ORLANDO, Fla. -- The last thing anyone wants to do at a news conference is answer questions, and certainly not difficult questions.
Since Nov. 7, when Magic Johnson announced his retirement from the Los Angeles Lakers because he had contracted the virus that leads to AIDS, he has been answering nothing but difficult questions about his life.
Yesterday, Johnson fielded the latest round, most concerning his participation in tomorrow's 42nd NBA All-Star Game.
Flashing his trademark smile, Johnson said he was looking forward to "being back with the guys," and said the midseason classic would give him the opportunity to say goodbye to his many fans on a national and worldwide scale.
"The first thing you miss from playing is being one of the boys," said Johnson. "You miss the competition and big games. I have a chance to have it one more time."
Johnson's return has touched off a flurry of comment around the league, with some players, such as Cleveland's Mark Price, expressing concern that Johnson's presence could pose a risk -- possibly infecting another competitor through bleeding from an open wound.
Johnson, who will appear in his 12th All-Star Game, discounted such fears, saying he would not have subjected other players to such a risk.
"I played full court with Larry Drew [a former Lakers teammate] this morning, and I've been playing five-on-five, four-on-four and so forth with guys for a month and a half and we've been in close contact and bumping and sweating and everything," said Johnson.
"I can give you 30 phone numbers of guys I've been playing with and nothing has happened. The only way you can overcome fear is get out there with me."
NBA commissioner David J. Stern said the league had been in consultation with a team of doctors from Baltimore's Johns Hopkins Hospital, led by Dr. David Rogers, the vice chairman of the Presidential Commission on AIDS.
The panel has assured league officials the risk of Johnson infecting other players was minimal at best.
"All we could do is get the best medical advice," said Stern. "Our medical experts were unanimous in all areas. I'm glad that Magic Johnson is playing All-Star Weekend and I'm the one that got to make the choice."
Stern said the league's team doctors would be meeting during the weekend to help the league implement a policy similar to a recent International Olympic Committee decree that any participant with an open wound must leave the court to have it treated.
That policy is expected to be in place by tomorrow's game.
The door to Johnson's participation was opened by fans who voted him into one of the two starting guard slots for the Western Conference team, behind Portland's Clyde Drexler and ahead of Tim Hardaway of Golden State.
Although Johnson retired just three days into the NBA season, All-Star Game ballots with his name had been printed and distributed.

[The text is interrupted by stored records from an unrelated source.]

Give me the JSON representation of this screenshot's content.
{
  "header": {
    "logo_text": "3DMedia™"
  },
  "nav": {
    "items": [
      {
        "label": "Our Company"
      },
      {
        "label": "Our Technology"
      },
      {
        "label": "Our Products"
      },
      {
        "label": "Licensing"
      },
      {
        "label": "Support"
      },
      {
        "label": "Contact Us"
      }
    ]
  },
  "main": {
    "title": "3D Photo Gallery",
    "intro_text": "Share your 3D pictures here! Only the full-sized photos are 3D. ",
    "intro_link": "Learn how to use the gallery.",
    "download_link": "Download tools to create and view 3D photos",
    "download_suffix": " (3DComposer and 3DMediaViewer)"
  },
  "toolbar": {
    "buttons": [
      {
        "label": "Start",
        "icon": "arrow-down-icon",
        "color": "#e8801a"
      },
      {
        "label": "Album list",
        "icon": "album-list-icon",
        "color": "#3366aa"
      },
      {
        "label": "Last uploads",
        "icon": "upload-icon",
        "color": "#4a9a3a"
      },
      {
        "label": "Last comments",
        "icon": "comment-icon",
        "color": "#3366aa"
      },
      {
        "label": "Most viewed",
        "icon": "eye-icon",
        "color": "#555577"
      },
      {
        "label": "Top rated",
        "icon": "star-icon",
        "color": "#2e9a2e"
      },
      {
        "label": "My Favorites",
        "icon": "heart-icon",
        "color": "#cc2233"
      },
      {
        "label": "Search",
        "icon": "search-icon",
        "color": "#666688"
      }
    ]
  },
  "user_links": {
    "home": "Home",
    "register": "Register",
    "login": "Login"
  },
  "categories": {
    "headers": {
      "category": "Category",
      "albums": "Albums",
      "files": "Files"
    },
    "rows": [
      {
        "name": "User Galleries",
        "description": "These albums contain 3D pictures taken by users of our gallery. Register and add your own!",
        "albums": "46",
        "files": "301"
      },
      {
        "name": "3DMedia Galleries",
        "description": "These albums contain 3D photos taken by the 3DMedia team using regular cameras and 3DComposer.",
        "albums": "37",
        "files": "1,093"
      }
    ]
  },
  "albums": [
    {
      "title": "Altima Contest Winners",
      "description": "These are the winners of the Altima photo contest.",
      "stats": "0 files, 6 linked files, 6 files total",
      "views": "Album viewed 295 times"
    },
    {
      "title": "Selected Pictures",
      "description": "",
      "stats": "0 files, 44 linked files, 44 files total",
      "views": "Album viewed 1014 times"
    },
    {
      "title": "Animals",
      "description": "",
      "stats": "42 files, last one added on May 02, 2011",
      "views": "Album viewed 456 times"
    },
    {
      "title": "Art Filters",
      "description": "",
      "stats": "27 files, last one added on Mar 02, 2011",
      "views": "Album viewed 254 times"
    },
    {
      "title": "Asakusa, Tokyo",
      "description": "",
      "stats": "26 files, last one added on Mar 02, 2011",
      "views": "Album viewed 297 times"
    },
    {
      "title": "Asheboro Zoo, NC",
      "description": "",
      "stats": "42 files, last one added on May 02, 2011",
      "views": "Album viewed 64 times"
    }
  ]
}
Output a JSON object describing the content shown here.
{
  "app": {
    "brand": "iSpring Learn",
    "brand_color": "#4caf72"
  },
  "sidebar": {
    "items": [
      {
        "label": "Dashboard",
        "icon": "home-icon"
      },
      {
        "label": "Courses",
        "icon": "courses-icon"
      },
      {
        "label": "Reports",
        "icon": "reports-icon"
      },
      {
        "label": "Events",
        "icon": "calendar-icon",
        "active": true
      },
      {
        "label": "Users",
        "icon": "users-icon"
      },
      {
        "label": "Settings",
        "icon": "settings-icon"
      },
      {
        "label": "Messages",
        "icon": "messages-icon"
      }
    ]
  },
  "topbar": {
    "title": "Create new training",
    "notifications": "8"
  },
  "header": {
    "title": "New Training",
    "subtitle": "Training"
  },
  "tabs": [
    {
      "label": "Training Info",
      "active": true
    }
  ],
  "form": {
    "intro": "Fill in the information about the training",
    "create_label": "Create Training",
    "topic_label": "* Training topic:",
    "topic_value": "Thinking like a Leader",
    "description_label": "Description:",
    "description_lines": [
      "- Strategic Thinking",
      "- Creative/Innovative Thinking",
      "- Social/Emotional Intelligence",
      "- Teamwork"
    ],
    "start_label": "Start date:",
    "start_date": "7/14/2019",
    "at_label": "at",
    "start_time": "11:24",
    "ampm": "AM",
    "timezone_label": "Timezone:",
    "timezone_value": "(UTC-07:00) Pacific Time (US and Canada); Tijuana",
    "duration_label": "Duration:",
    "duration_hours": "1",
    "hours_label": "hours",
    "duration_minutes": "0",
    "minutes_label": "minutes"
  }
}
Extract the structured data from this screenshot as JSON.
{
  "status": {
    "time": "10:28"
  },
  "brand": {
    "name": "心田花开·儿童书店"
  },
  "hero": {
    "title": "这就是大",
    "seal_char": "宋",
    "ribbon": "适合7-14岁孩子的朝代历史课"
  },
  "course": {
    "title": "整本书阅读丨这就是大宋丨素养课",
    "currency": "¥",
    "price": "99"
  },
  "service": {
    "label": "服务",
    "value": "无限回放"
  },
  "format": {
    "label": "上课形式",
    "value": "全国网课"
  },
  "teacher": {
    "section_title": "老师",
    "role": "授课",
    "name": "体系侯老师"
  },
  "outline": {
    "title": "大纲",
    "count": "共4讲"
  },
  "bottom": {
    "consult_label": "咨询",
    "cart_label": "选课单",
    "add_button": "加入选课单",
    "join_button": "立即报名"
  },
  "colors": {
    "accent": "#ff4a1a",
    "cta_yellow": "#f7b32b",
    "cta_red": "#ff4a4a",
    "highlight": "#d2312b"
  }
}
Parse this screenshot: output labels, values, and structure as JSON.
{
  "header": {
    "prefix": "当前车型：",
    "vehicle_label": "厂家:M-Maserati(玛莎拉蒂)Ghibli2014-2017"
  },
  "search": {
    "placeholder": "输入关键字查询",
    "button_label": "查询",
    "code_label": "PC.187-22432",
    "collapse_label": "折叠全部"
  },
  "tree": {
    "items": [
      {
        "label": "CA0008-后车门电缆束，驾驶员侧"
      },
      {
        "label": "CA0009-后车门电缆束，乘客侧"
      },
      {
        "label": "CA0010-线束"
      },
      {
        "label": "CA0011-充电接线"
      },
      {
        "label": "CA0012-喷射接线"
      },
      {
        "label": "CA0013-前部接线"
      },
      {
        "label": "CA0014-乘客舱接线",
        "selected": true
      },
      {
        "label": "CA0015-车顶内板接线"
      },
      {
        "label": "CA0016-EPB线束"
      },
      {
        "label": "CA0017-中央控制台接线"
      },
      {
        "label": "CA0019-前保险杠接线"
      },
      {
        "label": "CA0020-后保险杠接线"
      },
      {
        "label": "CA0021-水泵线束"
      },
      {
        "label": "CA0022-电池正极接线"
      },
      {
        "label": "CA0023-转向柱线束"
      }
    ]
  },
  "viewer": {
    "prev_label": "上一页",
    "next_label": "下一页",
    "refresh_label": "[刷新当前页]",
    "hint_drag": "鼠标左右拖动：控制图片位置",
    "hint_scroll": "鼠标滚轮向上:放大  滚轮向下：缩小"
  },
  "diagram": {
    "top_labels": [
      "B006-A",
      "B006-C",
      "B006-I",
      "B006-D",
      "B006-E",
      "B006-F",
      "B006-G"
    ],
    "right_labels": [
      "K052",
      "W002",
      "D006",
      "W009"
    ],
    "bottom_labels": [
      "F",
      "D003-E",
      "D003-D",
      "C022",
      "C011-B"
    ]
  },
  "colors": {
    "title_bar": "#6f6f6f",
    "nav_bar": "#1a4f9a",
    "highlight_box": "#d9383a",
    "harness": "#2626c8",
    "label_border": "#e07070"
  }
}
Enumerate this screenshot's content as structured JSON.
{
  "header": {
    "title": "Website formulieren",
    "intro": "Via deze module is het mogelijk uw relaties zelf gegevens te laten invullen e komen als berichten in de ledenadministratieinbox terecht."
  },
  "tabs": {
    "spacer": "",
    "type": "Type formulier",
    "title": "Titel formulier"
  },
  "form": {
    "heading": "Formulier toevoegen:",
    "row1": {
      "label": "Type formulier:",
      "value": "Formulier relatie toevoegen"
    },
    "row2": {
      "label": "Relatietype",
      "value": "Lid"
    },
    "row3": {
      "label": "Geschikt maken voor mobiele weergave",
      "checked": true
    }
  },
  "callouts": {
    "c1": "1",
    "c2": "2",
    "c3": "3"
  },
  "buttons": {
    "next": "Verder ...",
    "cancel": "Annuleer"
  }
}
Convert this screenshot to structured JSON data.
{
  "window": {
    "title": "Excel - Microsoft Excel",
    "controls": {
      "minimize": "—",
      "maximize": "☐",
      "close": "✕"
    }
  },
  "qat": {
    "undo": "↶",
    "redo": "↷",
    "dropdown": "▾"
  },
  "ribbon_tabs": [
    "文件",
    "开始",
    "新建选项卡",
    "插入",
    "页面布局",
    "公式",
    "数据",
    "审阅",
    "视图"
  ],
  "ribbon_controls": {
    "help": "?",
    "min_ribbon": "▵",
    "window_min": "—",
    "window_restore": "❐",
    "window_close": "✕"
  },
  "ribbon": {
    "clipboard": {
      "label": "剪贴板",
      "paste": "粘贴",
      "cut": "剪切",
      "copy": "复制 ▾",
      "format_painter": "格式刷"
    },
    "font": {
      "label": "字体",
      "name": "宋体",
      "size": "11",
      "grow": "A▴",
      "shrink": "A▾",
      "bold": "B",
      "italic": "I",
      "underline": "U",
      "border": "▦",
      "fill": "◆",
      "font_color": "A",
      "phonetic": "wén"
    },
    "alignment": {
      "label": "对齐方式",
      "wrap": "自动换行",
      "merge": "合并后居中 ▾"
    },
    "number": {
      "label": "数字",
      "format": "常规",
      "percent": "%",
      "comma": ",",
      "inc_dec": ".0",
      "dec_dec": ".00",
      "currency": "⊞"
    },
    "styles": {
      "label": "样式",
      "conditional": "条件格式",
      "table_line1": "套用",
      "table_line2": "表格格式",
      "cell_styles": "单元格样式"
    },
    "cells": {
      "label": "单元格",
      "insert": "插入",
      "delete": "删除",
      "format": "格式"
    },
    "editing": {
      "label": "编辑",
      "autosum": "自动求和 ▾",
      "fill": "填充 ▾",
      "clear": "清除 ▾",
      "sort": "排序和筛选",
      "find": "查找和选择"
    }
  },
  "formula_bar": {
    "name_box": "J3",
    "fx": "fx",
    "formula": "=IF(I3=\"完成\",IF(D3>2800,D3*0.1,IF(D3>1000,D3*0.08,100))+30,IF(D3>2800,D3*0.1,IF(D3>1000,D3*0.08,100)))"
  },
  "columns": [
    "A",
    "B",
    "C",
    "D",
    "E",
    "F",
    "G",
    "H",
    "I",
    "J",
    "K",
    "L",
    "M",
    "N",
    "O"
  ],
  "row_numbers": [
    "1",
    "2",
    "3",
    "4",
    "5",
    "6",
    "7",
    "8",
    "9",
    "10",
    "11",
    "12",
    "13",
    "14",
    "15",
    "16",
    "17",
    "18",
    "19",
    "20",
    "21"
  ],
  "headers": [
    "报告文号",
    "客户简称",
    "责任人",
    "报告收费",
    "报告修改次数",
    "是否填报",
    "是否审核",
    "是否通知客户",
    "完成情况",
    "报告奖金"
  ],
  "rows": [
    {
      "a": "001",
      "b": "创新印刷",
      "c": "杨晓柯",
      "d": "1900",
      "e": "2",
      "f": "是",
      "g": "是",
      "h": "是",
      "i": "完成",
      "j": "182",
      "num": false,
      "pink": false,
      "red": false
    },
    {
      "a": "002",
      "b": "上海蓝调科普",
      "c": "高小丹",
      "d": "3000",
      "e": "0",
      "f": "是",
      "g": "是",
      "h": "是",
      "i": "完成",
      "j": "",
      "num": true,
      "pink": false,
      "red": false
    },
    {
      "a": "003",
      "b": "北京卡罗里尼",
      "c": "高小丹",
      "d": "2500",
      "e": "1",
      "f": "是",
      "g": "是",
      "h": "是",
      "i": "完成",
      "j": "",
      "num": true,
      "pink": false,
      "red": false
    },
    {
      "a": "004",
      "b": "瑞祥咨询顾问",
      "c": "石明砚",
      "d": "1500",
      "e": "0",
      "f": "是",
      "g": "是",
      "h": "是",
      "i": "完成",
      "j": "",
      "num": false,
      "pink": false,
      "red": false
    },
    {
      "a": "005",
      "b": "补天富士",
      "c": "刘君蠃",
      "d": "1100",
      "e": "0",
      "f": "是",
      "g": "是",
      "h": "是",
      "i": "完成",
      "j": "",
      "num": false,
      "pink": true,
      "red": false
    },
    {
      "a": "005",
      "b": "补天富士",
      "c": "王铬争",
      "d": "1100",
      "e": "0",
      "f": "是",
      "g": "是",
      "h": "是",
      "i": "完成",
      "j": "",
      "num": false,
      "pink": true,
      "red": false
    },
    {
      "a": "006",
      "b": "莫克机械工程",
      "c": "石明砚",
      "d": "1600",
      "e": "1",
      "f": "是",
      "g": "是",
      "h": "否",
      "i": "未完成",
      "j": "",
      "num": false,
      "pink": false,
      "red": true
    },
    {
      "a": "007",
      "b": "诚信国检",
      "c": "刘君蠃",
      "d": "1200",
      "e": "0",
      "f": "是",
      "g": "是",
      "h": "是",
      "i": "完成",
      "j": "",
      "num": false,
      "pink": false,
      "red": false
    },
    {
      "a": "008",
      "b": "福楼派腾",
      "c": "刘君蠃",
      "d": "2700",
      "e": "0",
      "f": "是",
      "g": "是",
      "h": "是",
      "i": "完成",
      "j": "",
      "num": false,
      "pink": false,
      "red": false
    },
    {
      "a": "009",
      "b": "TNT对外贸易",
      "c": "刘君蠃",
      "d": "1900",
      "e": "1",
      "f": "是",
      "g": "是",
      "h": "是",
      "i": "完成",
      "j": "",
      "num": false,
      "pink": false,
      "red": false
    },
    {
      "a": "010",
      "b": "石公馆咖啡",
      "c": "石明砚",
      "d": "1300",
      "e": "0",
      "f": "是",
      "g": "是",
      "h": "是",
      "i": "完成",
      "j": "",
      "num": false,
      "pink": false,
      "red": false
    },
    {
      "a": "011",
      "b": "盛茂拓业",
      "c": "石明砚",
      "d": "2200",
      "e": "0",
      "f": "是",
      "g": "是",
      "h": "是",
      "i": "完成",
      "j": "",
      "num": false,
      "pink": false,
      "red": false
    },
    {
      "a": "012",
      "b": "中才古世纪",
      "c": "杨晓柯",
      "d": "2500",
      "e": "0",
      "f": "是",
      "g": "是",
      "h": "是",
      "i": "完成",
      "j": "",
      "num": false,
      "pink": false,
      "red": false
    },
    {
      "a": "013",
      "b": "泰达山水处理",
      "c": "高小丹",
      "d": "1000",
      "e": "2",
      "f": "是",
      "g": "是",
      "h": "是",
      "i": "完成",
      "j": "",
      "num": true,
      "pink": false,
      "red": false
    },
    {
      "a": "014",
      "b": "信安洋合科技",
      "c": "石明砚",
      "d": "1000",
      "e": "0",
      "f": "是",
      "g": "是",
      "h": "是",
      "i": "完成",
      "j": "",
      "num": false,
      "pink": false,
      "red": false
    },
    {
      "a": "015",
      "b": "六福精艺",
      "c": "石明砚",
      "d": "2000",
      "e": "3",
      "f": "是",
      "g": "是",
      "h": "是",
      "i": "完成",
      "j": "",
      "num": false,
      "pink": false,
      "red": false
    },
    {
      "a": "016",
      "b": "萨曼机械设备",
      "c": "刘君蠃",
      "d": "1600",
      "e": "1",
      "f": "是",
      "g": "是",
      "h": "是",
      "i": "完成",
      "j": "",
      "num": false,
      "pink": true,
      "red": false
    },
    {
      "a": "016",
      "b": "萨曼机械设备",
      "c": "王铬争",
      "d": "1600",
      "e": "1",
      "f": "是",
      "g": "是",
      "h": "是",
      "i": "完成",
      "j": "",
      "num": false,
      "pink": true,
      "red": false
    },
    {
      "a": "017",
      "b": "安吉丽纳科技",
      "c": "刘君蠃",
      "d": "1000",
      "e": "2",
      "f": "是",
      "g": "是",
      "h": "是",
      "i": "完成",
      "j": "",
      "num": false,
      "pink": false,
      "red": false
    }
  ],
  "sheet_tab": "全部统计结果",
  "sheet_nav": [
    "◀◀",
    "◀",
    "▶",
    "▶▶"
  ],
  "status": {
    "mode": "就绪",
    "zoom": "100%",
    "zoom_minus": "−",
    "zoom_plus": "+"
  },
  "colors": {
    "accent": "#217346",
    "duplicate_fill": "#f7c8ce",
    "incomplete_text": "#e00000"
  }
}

Stern pooh-poohed talk, led by the Philadelphia 76ers' Charles Barkley and the Utah Jazz's Karl Malone, that Johnson's presence would upstage the showcase event.
"These [All-Star Weekend events] provide a spectacular stage for what we call the NBA family to provide for a very special member," said Stern. "If that gets a little more attention to Magic than any other player, I think they'll understand."
Johnson was coy about the number of minutes he would play, saying he would leave that up to West coach Don Nelson of Golden State, who has said he will let Johnson play for as long as he wants.
Johnson declined to predict how rusty his game would be after three months away from the NBA.
But he left no doubt about the special feeling he'll get from playing.
"I'm looking forward to Nellie [Nelson] stomping his feet at me like [Pat] Riley and [Mike] Dunleavy [Johnson's former Lakers coaches] used to do," said Johnson. "All of it will be great. I'll suck all of it up and bottle it and cherish it."